New rapid COVID-19 test sites in Lincoln and Boston hope to test more than 50,000 asymptomatic people in the coming weeks.
However, county health chiefs are scrambling to get the NHS to reveal local vaccination figures, criticizing an “absurd” refusal to release the data.
More than 2.4 million people in the country have received their first dose of vaccination to date, according to the latest government data.
However, health officials leading the response to COVID-19 in Lincolnshire still do not have local data and are still unable to confirm where the next vaccination centers will be.
Professor Derek Ward said the situation was similar to last year when the Department of Health and Welfare refused for a long time to give out test numbers, leaving local authorities to search for information.
He said he had asked and asked and asked, adding that it was not a criticism of local NHS bosses, who he said “would like to share the data”.
“It’s just that they were told they weren’t licensed by NHS England nationally… [the] diktat is that they are not allowed to share data, including with the director of public health, which makes no sense. This is absolutely insane.

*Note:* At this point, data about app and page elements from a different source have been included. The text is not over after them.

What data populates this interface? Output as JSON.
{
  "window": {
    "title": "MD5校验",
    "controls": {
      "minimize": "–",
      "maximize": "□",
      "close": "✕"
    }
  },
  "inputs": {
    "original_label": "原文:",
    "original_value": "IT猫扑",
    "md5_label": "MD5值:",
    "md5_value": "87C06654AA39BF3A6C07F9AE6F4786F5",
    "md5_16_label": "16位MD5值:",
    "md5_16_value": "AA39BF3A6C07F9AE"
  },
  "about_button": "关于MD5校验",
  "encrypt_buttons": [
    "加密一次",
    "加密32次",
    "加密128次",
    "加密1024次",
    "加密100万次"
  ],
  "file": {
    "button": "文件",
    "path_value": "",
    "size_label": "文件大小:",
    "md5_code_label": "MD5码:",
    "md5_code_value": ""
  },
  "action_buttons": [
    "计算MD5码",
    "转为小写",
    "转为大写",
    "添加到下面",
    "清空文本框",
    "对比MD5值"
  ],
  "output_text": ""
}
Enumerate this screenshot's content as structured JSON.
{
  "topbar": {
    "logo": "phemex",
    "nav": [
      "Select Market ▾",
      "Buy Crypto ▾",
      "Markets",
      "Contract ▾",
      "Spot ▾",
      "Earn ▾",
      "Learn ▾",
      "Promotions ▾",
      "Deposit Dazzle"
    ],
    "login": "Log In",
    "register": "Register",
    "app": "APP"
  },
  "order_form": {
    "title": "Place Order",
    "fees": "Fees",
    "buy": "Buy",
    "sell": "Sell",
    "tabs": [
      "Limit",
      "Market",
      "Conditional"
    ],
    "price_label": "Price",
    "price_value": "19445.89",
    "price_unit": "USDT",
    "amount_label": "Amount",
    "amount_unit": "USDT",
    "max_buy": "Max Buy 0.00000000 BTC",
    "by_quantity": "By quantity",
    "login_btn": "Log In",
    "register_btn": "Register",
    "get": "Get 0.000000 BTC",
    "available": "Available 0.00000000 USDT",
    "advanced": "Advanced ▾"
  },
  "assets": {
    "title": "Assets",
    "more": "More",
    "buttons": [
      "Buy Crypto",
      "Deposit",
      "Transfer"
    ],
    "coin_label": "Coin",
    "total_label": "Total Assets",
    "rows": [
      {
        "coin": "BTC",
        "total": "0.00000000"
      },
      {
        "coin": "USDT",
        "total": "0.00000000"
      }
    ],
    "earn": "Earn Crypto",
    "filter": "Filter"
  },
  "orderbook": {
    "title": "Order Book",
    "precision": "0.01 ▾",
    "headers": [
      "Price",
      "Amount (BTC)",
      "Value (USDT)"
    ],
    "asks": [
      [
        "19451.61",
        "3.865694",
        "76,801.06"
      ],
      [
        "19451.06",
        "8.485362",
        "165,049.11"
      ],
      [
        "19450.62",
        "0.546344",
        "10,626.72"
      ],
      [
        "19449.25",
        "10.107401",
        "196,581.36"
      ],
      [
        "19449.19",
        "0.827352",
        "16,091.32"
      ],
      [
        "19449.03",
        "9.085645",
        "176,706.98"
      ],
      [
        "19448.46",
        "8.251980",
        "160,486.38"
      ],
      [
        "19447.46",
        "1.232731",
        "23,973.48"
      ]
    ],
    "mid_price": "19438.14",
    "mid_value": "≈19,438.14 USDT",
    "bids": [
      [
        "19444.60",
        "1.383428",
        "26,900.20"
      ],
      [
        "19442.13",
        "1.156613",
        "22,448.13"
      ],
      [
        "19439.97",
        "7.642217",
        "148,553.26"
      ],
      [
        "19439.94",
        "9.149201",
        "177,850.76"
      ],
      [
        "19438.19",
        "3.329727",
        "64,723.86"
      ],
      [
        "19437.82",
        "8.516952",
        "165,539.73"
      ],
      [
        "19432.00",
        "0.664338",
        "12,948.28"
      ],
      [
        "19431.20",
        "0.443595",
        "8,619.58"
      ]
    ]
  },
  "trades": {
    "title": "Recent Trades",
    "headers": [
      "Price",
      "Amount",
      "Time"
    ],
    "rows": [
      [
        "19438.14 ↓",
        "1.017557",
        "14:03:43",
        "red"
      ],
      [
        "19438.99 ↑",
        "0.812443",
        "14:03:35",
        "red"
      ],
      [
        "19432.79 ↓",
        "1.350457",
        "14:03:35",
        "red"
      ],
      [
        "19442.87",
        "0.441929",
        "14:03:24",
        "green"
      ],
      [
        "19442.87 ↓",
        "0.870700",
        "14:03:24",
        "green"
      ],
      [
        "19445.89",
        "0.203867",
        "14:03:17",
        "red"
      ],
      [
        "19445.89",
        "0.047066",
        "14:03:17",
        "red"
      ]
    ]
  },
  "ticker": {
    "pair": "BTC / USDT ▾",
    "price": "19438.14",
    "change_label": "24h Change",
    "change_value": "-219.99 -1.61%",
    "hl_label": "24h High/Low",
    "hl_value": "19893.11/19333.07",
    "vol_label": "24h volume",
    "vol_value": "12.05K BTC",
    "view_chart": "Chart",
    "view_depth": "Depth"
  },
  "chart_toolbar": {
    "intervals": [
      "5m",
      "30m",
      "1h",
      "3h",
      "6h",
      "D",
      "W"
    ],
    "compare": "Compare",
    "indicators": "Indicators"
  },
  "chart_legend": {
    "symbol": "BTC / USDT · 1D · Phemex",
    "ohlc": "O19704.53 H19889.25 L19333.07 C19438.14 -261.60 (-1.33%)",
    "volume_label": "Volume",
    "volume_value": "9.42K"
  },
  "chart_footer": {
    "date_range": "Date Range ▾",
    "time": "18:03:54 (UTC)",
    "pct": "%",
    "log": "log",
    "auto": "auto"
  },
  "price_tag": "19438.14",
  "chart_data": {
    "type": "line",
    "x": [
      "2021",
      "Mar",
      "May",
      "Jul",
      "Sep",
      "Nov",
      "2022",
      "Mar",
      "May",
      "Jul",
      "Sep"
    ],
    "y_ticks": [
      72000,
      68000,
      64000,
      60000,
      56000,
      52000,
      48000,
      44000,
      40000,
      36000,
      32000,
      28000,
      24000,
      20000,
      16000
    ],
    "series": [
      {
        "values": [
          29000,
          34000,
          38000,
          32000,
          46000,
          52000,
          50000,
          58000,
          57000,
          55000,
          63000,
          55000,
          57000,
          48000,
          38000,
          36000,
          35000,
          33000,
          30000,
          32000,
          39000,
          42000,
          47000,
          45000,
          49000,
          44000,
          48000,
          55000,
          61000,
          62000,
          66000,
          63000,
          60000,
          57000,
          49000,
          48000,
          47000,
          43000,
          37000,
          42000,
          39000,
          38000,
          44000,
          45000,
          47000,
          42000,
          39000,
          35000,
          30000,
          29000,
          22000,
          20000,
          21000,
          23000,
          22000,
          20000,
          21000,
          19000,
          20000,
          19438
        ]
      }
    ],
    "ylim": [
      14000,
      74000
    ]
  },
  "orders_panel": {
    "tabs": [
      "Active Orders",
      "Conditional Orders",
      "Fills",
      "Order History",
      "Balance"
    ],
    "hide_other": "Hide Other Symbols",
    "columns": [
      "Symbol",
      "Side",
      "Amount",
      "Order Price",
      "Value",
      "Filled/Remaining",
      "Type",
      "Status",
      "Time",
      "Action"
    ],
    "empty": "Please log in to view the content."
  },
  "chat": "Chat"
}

“We pushed back very, very strongly as directors of public health and had a lot of conversations over the weekend so hopefully the position will change.
Professor Ward has been backed by Lincolnshire advisers desperate to know when their areas will receive vaccination centers, including Lord Gary Porter, head of the South Holland District Council.
Elsewhere, new rapid test centers in Lincoln and Boston could test more than 50,000 people.
Professor Ward said the current LNER stadium site had a capacity of around 7,000 people over the next two weeks, with another 7,000 completed after it moved to Monks Road.
The location of two other sites in Boston is still not confirmed, but it is hoped that their capacity will accommodate more than 32,000 people of working age.
The first day of rapid testing Monday in Lincoln saw 60 people walk through the gates, with one asymptomatic COVID-positive patient identified and isolated.
Professor Ward said he hopes a few dozen more will come to light over the next six weeks, helping to prevent the spread of the virus.
He said testing sites were ‘another tool’ and that if anyone showed symptoms they should isolate and take a COVID-19 test through normal channels such as the Lincolnshire Showground, the testing site of the Lincoln University or one of the others at Grantham, Gainsborough and Boston.
“If you get a positive result then that’s a red card you need to make sure you self-isolate – we’ll give you a free test just to be sure.”
“But if you get a negative doesn’t necessarily mean you don’t have it because they’re not perfect, but at least it gives you a clue – you have to play by the rules anyway. ”